Ontologies are the structural frameworks for organizing information on the semantic Web and within semantic enterprises. They provide unique benefits indiscovery,flexible access, andinformation integration due to their inherent ; that is, their ability to represent conceptual relationships. Ontologies can be layered on top of existing information assets, which means they are anenhancement and not a displacement for prior investments. And ontologies may be developed and matured incrementally, which means their adoption may becost-effective as benefits become evident.
What Is an Ontology?
Ontology may be one of the more daunting terms for those exposed for the first time to semantic technologies. Not only is the word long and without common antecedents, but it is also a term that has widely divergent use and understanding within the community. It can be argued that this not-so-little word is one of the barriers to mainstream understanding of the semantic Web.
The root of the term is the Greekontos, orbeing orthe nature of things. Literally — and in classical philosophy — ontology was used in relation to the study of the nature of being or the world,the nature of existence.Tom Gruber, among others, made the term popular in relation tocomputer science and artificial intelligenceabout 15 years ago when he defined ontology as a “formal specification of a conceptualization.”

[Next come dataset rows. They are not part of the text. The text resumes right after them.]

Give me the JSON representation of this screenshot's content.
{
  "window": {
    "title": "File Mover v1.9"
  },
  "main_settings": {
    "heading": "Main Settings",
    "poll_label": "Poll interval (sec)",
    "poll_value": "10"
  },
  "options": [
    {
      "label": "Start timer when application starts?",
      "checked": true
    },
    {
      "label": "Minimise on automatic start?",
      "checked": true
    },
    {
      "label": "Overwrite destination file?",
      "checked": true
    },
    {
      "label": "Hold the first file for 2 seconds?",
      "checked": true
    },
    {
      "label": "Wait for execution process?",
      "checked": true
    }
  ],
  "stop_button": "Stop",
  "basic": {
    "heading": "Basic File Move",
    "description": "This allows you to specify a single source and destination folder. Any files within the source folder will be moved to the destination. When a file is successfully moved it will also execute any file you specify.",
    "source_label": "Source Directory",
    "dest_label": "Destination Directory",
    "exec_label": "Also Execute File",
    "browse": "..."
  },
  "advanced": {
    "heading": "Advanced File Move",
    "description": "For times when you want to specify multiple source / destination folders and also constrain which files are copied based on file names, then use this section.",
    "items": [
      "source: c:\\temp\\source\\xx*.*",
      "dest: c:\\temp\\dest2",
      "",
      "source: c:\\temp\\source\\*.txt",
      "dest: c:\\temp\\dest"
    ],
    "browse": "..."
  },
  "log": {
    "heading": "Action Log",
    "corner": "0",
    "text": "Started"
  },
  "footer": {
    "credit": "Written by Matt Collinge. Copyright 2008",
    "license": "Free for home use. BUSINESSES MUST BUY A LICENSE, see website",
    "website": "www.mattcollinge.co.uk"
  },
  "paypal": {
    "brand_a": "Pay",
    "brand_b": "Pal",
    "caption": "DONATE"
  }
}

Much like taxonomies or relational database schema, ontologies work to organize information. No matter what the domain or scope, an ontology is a description of a world view. That view might be limited and miniscule, or it might be global and expansive. However, unlike those alternative hierarchical views of concepts such as taxonomies, ontologies often have a linked or networked “graph” structure. Multiple things can be related to other things, all in a potentially multi-way series of relationships.